To simulate a single star with PhoSim via the command line simply do:

phosim examples/star -c examples/nobackground

The process should complete in less than a minute and then a series of output files will be produced There are two types of output images: raw amplifier images (output/....a.fits.gz) and electron images (output/....e.fits.gz) which are the image of the electrons prior to readout (not possible in real life). The amplifier images are similar to what would be obtained at an actual telescope. However, the electron images will have many of the more basic readout effects removed (gain/offsets) that are often the first step of a calibration pipeline. Therefore, most users have found the electron images more useful to just getting started.

The images may be examined with ds9 or other FITS tools or with various packages common in astronomical research.
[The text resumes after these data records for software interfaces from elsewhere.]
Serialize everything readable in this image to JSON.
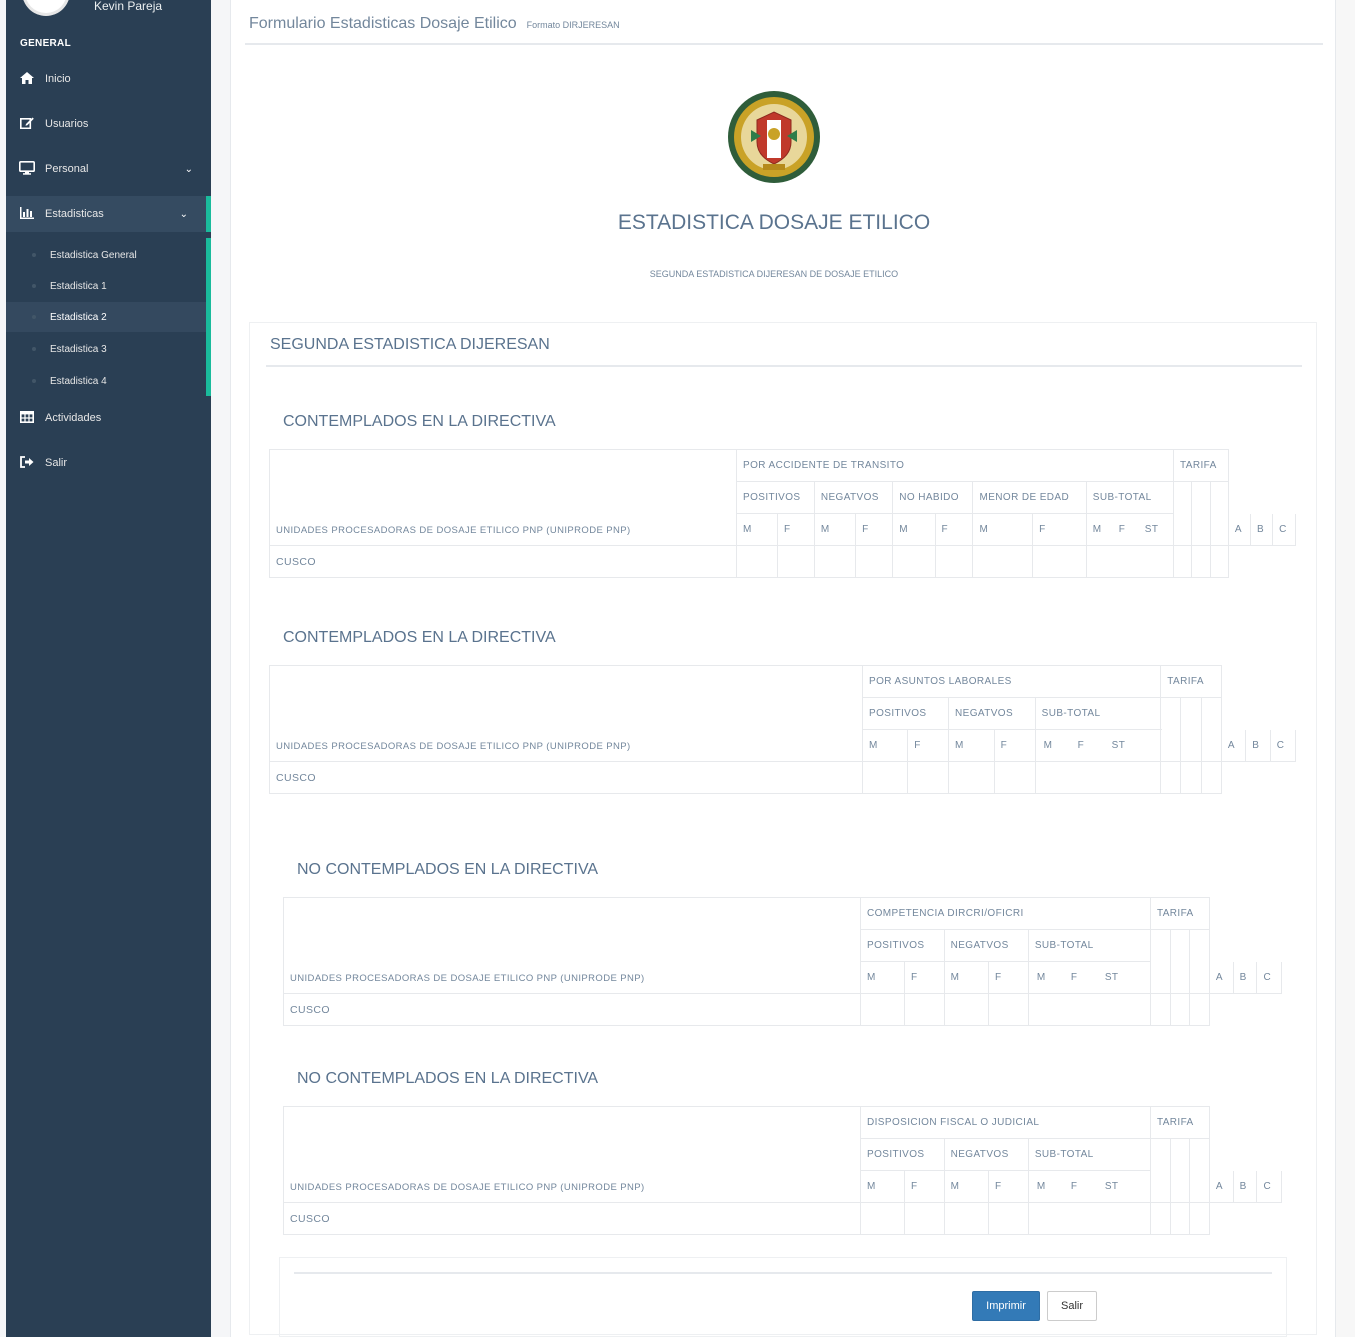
{
  "sidebar": {
    "user_name": "Kevin Pareja",
    "section_title": "GENERAL",
    "items": [
      {
        "label": "Inicio",
        "icon": "home-icon"
      },
      {
        "label": "Usuarios",
        "icon": "edit-icon"
      },
      {
        "label": "Personal",
        "icon": "desktop-icon"
      },
      {
        "label": "Estadisticas",
        "icon": "bar-chart-icon"
      },
      {
        "label": "Actividades",
        "icon": "table-icon"
      },
      {
        "label": "Salir",
        "icon": "sign-out-icon"
      }
    ],
    "submenu": [
      {
        "label": "Estadistica General"
      },
      {
        "label": "Estadistica 1"
      },
      {
        "label": "Estadistica 2"
      },
      {
        "label": "Estadistica 3"
      },
      {
        "label": "Estadistica 4"
      }
    ],
    "accent_color": "#1abb9c",
    "background_color": "#2a3f54"
  },
  "header": {
    "title": "Formulario Estadisticas Dosaje Etilico",
    "subtitle": "Formato DIRJERESAN"
  },
  "report": {
    "heading": "ESTADISTICA DOSAJE ETILICO",
    "subheading": "SEGUNDA ESTADISTICA DIJERESAN DE DOSAJE ETILICO",
    "panel_title": "SEGUNDA ESTADISTICA DIJERESAN"
  },
  "tables": [
    {
      "section_title": "CONTEMPLADOS EN LA DIRECTIVA",
      "group": "POR ACCIDENTE DE TRANSITO",
      "tarifa": "TARIFA",
      "subgroups": [
        "POSITIVOS",
        "NEGATVOS",
        "NO HABIDO",
        "MENOR DE EDAD",
        "SUB-TOTAL"
      ],
      "units_header": "UNIDADES PROCESADORAS DE DOSAJE ETILICO PNP (UNIPRODE PNP)",
      "cols": [
        "M",
        "F",
        "M",
        "F",
        "M",
        "F",
        "M",
        "F",
        "M",
        "F",
        "ST",
        "A",
        "B",
        "C"
      ],
      "row": "CUSCO"
    },
    {
      "section_title": "CONTEMPLADOS EN LA DIRECTIVA",
      "group": "POR ASUNTOS LABORALES",
      "tarifa": "TARIFA",
      "subgroups": [
        "POSITIVOS",
        "NEGATVOS",
        "SUB-TOTAL"
      ],
      "units_header": "UNIDADES PROCESADORAS DE DOSAJE ETILICO PNP (UNIPRODE PNP)",
      "cols": [
        "M",
        "F",
        "M",
        "F",
        "M",
        "F",
        "ST",
        "A",
        "B",
        "C"
      ],
      "row": "CUSCO"
    },
    {
      "section_title": "NO CONTEMPLADOS EN LA DIRECTIVA",
      "group": "COMPETENCIA DIRCRI/OFICRI",
      "tarifa": "TARIFA",
      "subgroups": [
        "POSITIVOS",
        "NEGATVOS",
        "SUB-TOTAL"
      ],
      "units_header": "UNIDADES PROCESADORAS DE DOSAJE ETILICO PNP (UNIPRODE PNP)",
      "cols": [
        "M",
        "F",
        "M",
        "F",
        "M",
        "F",
        "ST",
        "A",
        "B",
        "C"
      ],
      "row": "CUSCO"
    },
    {
      "section_title": "NO CONTEMPLADOS EN LA DIRECTIVA",
      "group": "DISPOSICION FISCAL O JUDICIAL",
      "tarifa": "TARIFA",
      "subgroups": [
        "POSITIVOS",
        "NEGATVOS",
        "SUB-TOTAL"
      ],
      "units_header": "UNIDADES PROCESADORAS DE DOSAJE ETILICO PNP (UNIPRODE PNP)",
      "cols": [
        "M",
        "F",
        "M",
        "F",
        "M",
        "F",
        "ST",
        "A",
        "B",
        "C"
      ],
      "row": "CUSCO"
    }
  ],
  "buttons": {
    "print": "Imprimir",
    "exit": "Salir",
    "primary_color": "#337ab7"
  }
}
With DS9 you can look at the output image by using this command:

ds9 output/generic_e_9999_*.fits.gz

Here is what the chip image from the example should look like (zoomed in X4 and in log scale): 

PhoSim Single Star Simulation

If you do have ds9 installed, you can repeat the process above in a single step with:

phosim examples/star -c examples/nobackground --ds9

Then ds9 will pop up when the simulation is complete, which is particularly useful for longer simulations.

PhoSim is a python script that runs a series of c++ codes. The only required input of PhoSim is called an Instance Catalog as the primary command line argument. PhoSim uses this term to describe what is in the sky at a particular time. If the objects are not time variable, then it simply contain information about what is in the sky. PhoSim is capable of trimming the catalog down to remove the objects that are not in the field of view, so its not necessary for the user to worry about the complexity of chip orientations and field rotations. However, for ambitious simulations, catalogs with essentially all objects in the Universe could be quite large so a smaller fraction of the objects that might be in the field of view should sometimes be given to PhoSim. The instance catalog also contains a set of telescope operator commands that specify parameters of the observation. These commands are basically either things that an operator would control (e.g. pointing position) or things that an observer could require (e.g. for the moon to be below the horizon) before the observation is take.

A complete set of documentation of instance catalog can be found at the Instance Catalog page. However, following the tutorials will go through some uses of this, including some novel uses.

The instance catalog for the above single star example looks like:

rightascension 0

declination 0

azimuth 0

altitude 89

vistime 15.0

nsnap 1

moonalt -90.0

object 0 0.0 0.0 20 ../sky/sed_flat.txt 0 0 0 0 0 0 star none none

The first four lines specify the pointing, the vistime specifies the visit time of 15 seconds, the nsnap specifies there is a single exposure, and moonalt at -90.0 puts the moon below the horizon. Finally, the object line specifies a single 20th AB magnitude star at a position of 0,0 with a flat spectral energy distribution (SED). This is a somewhat artificial example. The object's position is exactly placed at the foresight of the telescope. It is also artificial because we have specified the pointing position and the alt/az of the telescope. With a real telescope, one could only specify the alt/az and then the ra/dec would depend on the observing time as well as the latitude/longitude of the telescope. PhoSim can calculate this as well, but PhoSim lets you specify inconsistent parameters if that is desired. In this case, it is useful to do this, because we simply want to have a star in the center of the field and we do not want to do an inverse visibility calculation. Another interesting aspect of this example is that there are very few commands to generate this example. PhoSim's interface philosophy is to always do the most realistic self-consistent physics unlessthe user overrides it. 

We also used another aspect of PhoSim's interface by including a command-line option with the command file -c examples/nobackground. The command file with the -c option includes commands to override the realistic self-consistent default physics. In this case, we wanted to turn off the background (which would be realistic) so the examples/nobackground includes this command.

backgroundmode 0

The full documentation for the command file is found at the physics command page. The phosim script also accepts many other command-line options, such as a command file that contains optics, detector, or atmospheric parameters that may be manipulated. A list of command-line options may be found as follows:

phosim -h

phosim --help

More examples of these are in the later tutorials.